My friend Rich notes that even his grandnieces sometimes act as if he is not there. The first time I felt irrelevant was years ago when I was seated in a restaurant and watched as other guests gave their orders and I, seated at the side of the restaurant at a table for one, was apparently invisible. I was ready to leave when, after fifteen minutes of stewing in my anonymity, a waitress stopped and asked, “Have you been waited on yet?”
Since then I have become used to being ignored in restaurants, seen but not acknowledged by groups of parishioners standing outside of our church, and, like Rich, mostly invisible to young family members. It wears on me a little. I may have written somewhere that upon noticing me, I was once referred to as “some old guy.” A random old guy? That hurts.
Part of the problem is that people younger than me have different interests and use informal language that’s hard for me to relate to. At a wake service as I was in line dressed in my clericals to offer my condolences to the grieving family, a teenage boy accidently bumped me and excused himself by saying, “Sorry, dude!” I don’t know how to use that word “dude” and I can’t imagine it would help my conversation much if I salted it with “dude”s and other current slang. But, that’s how the kid related to me. I’ve never thought of myself as a “dude” before….

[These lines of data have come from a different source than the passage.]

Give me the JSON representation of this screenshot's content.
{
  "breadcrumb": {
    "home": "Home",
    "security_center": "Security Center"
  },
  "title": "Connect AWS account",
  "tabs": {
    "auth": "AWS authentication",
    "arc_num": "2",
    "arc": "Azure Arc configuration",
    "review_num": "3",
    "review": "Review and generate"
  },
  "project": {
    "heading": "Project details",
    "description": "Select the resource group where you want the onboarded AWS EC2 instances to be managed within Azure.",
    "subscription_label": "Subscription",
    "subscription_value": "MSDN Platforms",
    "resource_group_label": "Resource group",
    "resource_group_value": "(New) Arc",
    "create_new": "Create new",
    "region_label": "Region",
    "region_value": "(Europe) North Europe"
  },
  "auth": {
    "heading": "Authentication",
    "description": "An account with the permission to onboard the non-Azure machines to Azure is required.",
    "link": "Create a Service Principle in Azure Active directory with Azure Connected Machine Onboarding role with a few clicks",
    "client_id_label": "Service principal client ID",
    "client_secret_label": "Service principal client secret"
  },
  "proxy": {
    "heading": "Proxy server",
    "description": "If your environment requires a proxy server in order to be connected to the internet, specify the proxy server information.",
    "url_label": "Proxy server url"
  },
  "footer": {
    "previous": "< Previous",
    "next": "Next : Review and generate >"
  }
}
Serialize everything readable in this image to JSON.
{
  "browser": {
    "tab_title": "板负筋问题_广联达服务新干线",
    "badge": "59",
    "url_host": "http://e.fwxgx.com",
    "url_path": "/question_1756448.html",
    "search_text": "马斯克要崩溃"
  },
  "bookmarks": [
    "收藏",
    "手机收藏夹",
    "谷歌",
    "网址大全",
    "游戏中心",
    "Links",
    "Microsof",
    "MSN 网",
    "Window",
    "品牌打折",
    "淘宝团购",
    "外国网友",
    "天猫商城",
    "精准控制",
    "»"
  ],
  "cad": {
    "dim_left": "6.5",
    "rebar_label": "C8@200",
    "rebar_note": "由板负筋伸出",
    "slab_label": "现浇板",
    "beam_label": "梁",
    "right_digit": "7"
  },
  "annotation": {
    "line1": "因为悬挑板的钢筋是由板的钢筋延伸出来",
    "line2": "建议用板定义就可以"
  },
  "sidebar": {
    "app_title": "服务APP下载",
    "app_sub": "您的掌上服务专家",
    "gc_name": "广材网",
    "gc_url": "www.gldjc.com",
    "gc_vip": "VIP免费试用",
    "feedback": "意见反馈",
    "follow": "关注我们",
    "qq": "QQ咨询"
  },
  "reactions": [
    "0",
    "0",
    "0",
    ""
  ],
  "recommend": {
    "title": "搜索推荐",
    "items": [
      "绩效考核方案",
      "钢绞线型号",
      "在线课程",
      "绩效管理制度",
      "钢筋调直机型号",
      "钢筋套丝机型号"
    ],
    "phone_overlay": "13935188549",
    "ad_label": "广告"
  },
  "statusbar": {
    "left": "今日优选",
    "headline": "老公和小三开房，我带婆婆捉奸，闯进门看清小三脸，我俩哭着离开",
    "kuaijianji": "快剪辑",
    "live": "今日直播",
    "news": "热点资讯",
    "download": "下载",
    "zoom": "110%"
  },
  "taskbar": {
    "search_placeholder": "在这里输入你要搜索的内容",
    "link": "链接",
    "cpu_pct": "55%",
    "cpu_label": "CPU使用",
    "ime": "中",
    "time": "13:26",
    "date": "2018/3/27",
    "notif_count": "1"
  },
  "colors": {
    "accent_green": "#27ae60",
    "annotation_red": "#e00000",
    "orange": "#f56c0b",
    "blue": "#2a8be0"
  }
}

As I age, I notice an elderly man with white hair and jowls (jowls!) who waves to me from the bathroom mirror each morning. That same guy walks pretty slowly and is bent over somewhat, as my moving reflection in the get-fit center windows shows me each time I approach the entrance.
Where the h-ll is that word which yesterday leaped off my tongue so easily and now for the life of me I can’t find? My imagination, too, seems to be at rest but I hope not yet deceased. The rich color of garden flowers still impresses me and my hearing is acute enough to hear the song of the robins and the tweets of sparrows.
However, I am much slower than I used to be. My morning bathroom ritual takes at least twice as long and I’d rather just skip it because this morning I have no where to go and I don’t care much what I look like. That’s a trap, though, isn’t it? I better find someone to help, some ministry to do or a least some task about the house that needs attention. The alternative is the path to “dusty death.”
Being useful. I can still preside at the Eucharist and still help the repentant in the Sacrament of reconciliation. And, I’m still able to cook, keep a small garden, write a little, and pray a lot. That last activity will never stop, in fact the opportunity to pray continues to enrich my life. In many ways, I feel closer to the Lord than I ever have. Hey! And it’s not true that “no one needs you anymore.” I could spend most of the day praying for the needs of people who’ve asked me to remember them in my prayers.
Arthur C. Brooks in a recent article in the Atlantic (July, 2019) says that studies show that irrelevance drives unhappiness. I am on the move today searching out relevance. Here I come, ready or not!